One of the most memorable poets of the 19th century was Màiri Nic a’ Phearsain/Mary MacPherson (1821-98), known as Màiri Mhòr nan Oran (Big Mary of the Songs) partly because of the magnitude of her outspokenness and partly because of her girth.

She was energised by the agitation for land reform in the 1880s on the Isle of Skye, where she was born, though later she lived in Inverness and Glasgow. Her songs combine elements of yearning for the isle of her youth and overt commitment to political reform. Love of homeland and political outrage formed a dynamite mix.

IMPRISONED on a charge of theft, she wrote “The Oppression I Suffered” and stated that injustice was what drove her to verse. “When I Was Young” is a characteristic song of nostalgic longing made bitter by factual reference to the Clearances.

In “Song of Ben Lee” she lists the heroes of the land reform movement and in “Incitement of the Gaels” pledges loyalty to the reform candidates in the 1885 elections and describes the boatloads of soldiers and policemen sent to put down the protesters.

Mary was the subject of a play, Màiri Mhòr – The Woman from Skye (1987) by John McGrath and the 7:84 Theatre Company and a filmed version was broadcast on television (1993). More recently, her presence is intensely felt in the brilliant short film An Ceasnachadh /Interrogation of a Highland Lass (2000, only recently broadcast on BBC Alba). For my money, this is the best Scottish film of the 21st century but you probably won’t have heard much about it either, for the usual reasons.

It centres on the police interrogation of Kay Matheson, one of the small group who brought the Stone of Destiny from Westminster Abbey back to Scotland in 1950. The performance of Kathleen MacInnes in the film is stunning.
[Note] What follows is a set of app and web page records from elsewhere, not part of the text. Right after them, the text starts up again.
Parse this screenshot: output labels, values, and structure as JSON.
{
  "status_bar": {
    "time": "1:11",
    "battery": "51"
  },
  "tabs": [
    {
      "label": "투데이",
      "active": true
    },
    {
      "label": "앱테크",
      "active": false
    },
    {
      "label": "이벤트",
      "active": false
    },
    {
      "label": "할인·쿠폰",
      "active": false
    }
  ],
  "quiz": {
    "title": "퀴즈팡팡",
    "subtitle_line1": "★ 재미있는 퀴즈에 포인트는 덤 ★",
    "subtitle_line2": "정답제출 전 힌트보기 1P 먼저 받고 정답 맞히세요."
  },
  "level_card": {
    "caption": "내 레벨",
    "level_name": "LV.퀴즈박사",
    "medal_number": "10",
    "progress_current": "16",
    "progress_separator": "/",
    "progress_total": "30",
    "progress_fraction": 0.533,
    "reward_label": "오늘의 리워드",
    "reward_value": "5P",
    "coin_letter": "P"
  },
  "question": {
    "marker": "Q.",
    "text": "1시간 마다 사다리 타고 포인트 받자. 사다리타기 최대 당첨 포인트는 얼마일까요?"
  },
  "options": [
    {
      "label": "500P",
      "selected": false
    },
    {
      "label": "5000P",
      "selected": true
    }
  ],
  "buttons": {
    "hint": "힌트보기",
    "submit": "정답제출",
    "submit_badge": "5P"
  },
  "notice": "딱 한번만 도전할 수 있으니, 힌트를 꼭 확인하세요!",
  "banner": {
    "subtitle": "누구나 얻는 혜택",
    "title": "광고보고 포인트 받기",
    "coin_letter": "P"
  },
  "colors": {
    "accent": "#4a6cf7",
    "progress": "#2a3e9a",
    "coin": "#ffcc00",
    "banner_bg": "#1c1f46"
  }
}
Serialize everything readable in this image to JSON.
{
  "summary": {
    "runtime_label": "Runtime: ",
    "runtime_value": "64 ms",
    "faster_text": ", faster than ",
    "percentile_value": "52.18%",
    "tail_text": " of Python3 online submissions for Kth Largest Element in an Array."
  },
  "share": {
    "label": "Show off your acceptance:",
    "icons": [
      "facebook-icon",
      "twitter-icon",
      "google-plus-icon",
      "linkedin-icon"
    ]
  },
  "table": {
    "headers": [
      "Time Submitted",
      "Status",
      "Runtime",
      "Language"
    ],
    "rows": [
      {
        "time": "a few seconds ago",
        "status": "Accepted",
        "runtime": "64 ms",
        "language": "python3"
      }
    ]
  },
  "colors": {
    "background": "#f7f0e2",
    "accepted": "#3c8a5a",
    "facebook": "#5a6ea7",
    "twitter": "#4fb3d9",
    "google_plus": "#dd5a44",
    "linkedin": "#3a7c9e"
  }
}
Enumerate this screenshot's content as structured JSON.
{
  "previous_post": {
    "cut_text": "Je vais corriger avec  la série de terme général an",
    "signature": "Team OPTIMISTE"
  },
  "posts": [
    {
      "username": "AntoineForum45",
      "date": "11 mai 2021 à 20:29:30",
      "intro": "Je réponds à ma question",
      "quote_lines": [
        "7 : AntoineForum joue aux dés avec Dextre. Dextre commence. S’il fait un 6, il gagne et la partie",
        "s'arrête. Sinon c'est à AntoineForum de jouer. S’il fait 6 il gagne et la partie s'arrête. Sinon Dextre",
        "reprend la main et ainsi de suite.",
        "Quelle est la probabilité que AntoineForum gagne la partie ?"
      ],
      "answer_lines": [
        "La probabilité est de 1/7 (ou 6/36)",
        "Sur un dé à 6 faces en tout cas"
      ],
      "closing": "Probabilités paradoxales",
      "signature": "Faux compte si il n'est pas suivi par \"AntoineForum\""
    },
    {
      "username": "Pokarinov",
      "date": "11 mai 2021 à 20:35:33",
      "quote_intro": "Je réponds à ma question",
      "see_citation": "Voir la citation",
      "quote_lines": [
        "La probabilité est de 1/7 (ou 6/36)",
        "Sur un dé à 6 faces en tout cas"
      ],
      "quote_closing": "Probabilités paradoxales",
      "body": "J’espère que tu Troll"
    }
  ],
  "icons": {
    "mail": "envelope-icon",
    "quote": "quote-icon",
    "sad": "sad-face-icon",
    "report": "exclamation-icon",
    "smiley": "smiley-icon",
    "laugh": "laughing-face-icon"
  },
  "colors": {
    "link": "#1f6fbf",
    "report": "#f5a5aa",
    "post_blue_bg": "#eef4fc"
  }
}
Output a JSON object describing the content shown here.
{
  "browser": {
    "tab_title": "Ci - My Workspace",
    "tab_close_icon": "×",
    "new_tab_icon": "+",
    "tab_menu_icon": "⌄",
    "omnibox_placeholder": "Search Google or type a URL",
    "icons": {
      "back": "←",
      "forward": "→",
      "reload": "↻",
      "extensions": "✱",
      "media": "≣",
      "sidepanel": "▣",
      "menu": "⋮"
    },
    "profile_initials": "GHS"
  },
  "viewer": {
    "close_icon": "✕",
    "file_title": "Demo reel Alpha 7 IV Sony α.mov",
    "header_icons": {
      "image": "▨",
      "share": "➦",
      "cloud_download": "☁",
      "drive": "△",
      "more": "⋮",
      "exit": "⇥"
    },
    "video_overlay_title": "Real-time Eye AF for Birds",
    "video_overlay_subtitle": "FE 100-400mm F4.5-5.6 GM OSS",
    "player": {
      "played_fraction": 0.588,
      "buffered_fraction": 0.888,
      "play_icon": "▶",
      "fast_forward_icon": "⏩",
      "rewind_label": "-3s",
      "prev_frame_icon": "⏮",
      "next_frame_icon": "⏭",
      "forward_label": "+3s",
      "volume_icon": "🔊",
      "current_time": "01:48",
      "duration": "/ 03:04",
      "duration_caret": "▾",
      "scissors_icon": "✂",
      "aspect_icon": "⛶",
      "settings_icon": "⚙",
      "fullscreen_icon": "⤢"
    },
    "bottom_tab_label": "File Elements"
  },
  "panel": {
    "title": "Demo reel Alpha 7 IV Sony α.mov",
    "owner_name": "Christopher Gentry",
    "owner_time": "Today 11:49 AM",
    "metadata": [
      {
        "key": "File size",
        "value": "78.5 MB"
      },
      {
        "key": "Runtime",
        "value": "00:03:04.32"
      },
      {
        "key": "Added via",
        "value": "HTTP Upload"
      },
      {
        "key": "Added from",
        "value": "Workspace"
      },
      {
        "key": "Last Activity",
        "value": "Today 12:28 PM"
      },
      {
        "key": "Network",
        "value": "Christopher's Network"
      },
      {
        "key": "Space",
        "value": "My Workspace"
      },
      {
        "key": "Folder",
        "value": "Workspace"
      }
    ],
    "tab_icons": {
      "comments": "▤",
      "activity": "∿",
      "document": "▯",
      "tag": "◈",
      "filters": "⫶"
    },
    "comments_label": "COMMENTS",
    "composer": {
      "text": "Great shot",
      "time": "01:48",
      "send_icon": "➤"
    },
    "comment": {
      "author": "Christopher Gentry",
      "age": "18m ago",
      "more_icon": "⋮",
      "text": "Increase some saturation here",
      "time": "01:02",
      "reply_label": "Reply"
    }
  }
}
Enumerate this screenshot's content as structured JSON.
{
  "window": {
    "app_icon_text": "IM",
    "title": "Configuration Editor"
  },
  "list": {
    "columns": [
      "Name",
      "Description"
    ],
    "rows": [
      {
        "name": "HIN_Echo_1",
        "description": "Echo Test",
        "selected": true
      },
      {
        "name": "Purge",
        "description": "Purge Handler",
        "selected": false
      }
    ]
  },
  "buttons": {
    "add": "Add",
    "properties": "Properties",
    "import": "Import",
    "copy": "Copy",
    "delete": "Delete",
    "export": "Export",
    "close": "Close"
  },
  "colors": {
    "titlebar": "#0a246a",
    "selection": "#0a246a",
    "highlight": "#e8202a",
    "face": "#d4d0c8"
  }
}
Mary MacPherson stays with us, not in history but in living memory, and her example is vital.

Produced by Douglas Eadie from his own scripts with Gaelic translation by Dolina MacLennan and directed by Mike Alexander, this is one of those rare films in which, throughout, for the duration of every one of its 55 minutes, you cannot take your eyes off the screen.

It establishes a continuity from the 19th century to now, and with Mary MacPherson, we stand on the threshold of the 20th century. The Clearances, the land raids, the question of who owns the land, what it is and is not used for, and how the Gaelic language is treated were among the most pressing urgencies of her world. They have not gone away. In the anthology, 100 Favourite Gaelic Poems, Mary is represented by an extract from the poignant and perennially beautiful song, “Nuair bha mi Og”/“When I Was Young’ and the asportation of the stone is commemorated in “Oran na Cloiche”/”The Song of the Stone” by Dòmnhall Ruadh Mac An t-Saoir/Donald MacIntyre. Two aspects of the tradition: one of immediate historical reference, the other of lasting human significance. Poetry and song and all the arts enact this complementarity. We measure one against the other.

When we see how badly misreported contemporary news is through the media today we should step back and remember how utterly disregarded the whole historical understanding of contemporary politics is. Not only misreported, but simply not reported at all. The most dangerous policy of all is the slow infiltration of consciousness to gently persuade people generally that this is how it is, how it always was, and how it should forever be.

This is wrong. It is morally repugnant. It is the work of liars and villainy. Some things we must never get accustomed to. Some things must always be resisted. Reading Duncan Ban MacIntyre, John Murdoch and Mary MacPherson are a perpetual reminder and renewal of this truth.